As of 2012 the Bureau of Labor Statistics does not list hospice and palliative care nurses separately from other Master’s prepared RNs. This fact aside, earning a Master’s degree in Hospice and Palliative healthcare can enhance your job opportunities by preparing you for independent practice in this field, as a Nurse Practitioner or Clinical Nurse Specialist, or within Hospice Administration and Management. There are available jobs in hospitals, clinics, Hospice and oncologist offices that can utilize the specialized nursing skills you will obtain in this kind of program. There may also be opportunities to work in research within hospice or at universities who are aligned with this area of investigation. Hospice offers specialized care designed to care for a patient during the end-stages of a terminal illness, and as such represents a segment of healthcare which is often overlooked, but which affects us all.

The Centers to Advance Palliative Care (CAPC) is a leader in palliative care programs, development and growth. Hospitals and healthcare facilities can become members of this organization through a highly competitive process focused on clinical excellence, reputation, outstanding leadership and experience. There are eight of these facilities across the country.

For example, the Children’s Hospitals and Clinics of Minneapolis is the seventh largest children’s health care system in the U.S. They provide 24-hour inpatient consult service, home service, including services. There are certifications available for physicians, nurses and social workers. The certifications for nurses are completed through the National Board for Certification of Hospice and Palliative Nurses. Imagine the difference you could make in the lives of patients and families in this segment of nursing by earning your Master’s degree.

The National Board for Certification of Hospice and Palliative Nurses has certified more than 18,000 health professionals. This is the only organization that offers specialty certifications for all levels of the hospice and palliative nursing care team and administrators. An examination is necessary for the certification, which lasts for four years. The certification recognizes the expertise of the professional nurse that works in hospice and palliative care.

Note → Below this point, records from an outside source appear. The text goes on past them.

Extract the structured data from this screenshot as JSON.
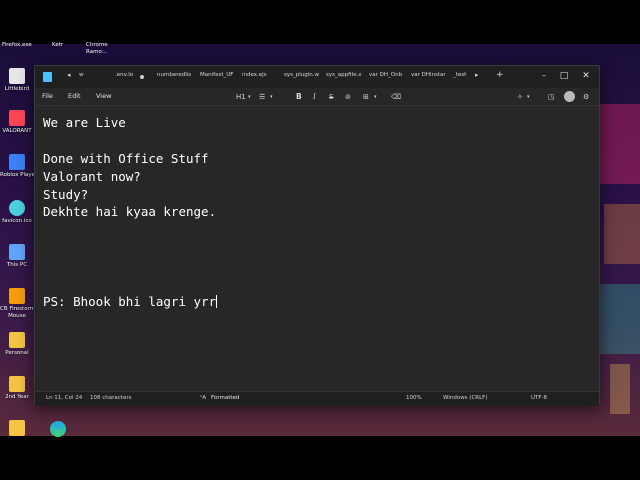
{
  "top_labels": [
    "Firefox.exe",
    "Ketr",
    "Chrome",
    "Ramo..."
  ],
  "desktop_icons": [
    {
      "label": "Littlebird",
      "icon": "bird-app-icon",
      "color": "#e8e8e8"
    },
    {
      "label": "VALORANT",
      "icon": "valorant-icon",
      "color": "#ff4655"
    },
    {
      "label": "Roblox Player",
      "icon": "roblox-icon",
      "color": "#3b82f6"
    },
    {
      "label": "favicon.ico",
      "icon": "favicon-icon",
      "color": "#4dd0e1"
    },
    {
      "label": "This PC",
      "icon": "computer-icon",
      "color": "#60a5fa"
    },
    {
      "label": "CB Firestorm",
      "icon": "firestorm-icon",
      "color": "#f59e0b"
    },
    {
      "label": "Mouse",
      "icon": "",
      "color": ""
    },
    {
      "label": "Personal",
      "icon": "folder-icon",
      "color": "#f6c445"
    },
    {
      "label": "2nd Year",
      "icon": "folder-icon",
      "color": "#f6c445"
    }
  ],
  "window": {
    "tabs": [
      ".env.lo",
      "numberedlis",
      "Manifest_UF",
      "index.ejs",
      "sys_plugin.w",
      "sys_appfile.x",
      "var DH_Onb",
      "var DHinstar",
      "_test"
    ],
    "first_tab": "w",
    "add_tab": "+",
    "controls": {
      "minimize": "–",
      "maximize": "□",
      "close": "✕"
    }
  },
  "menu": {
    "file": "File",
    "edit": "Edit",
    "view": "View"
  },
  "toolbar": {
    "heading": "H1",
    "list": "☰",
    "bold": "B",
    "italic": "I",
    "strike": "S",
    "link": "⊘",
    "table": "⊞",
    "clear": "⌫"
  },
  "editor": {
    "lines": [
      "We are Live",
      "",
      "Done with Office Stuff",
      "Valorant now?",
      "Study?",
      "Dekhte hai kyaa krenge.",
      "",
      "",
      "",
      "",
      "PS: Bhook bhi lagri yrr"
    ]
  },
  "status": {
    "position": "Ln 11, Col 24",
    "chars": "108 characters",
    "format": "Formatted",
    "zoom": "100%",
    "line_ending": "Windows (CRLF)",
    "encoding": "UTF-8"
  }
}
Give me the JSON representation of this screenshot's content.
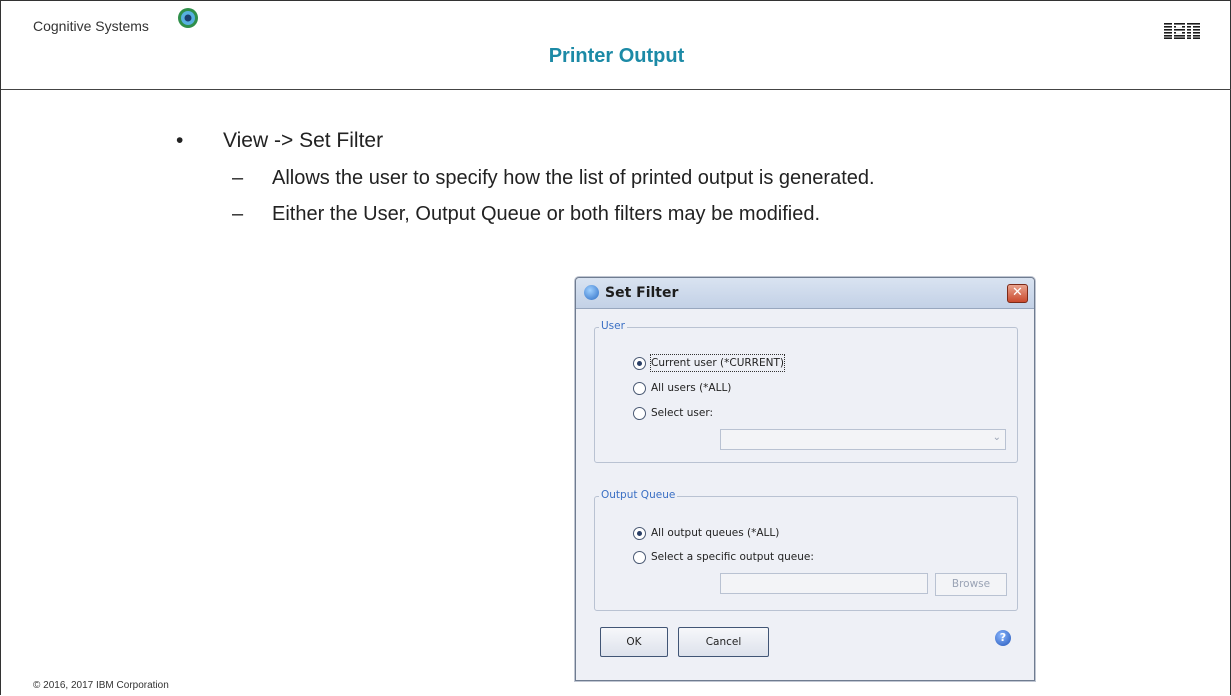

One of the main tenets of this kind of nursing care is the belief that the public has a right to choose the focused care they will receive when they have a life limiting illness. As a result the NBCHF directly states:

  • More people are electing to have comfort and quality at the end of life for themselves and those they love
  • Pain and symptom management competencies are receiving increasing emphasis by accredited and credentialing bodies
  • Funding for research and projects relating to end-of-life care is increasing. Funded efforts are providing new approaches, tools, and programs to improve care and outcomes

If you are ready to enter the field of Hospice and Palliative Care Nursing by earning your Master’s degree, you have come to the right place. Choose the nursing programs you are interested in below and request school information to learn more.

Hospice and Palliative Care Schools

Rutgers University-New Brunswick
New Brunswick, NJ
University of Missouri-Columbia
Columbia, MO
University of Southern Indiana
Evansville, IN
University of Wisconsin-Parkside
Kenosha, WI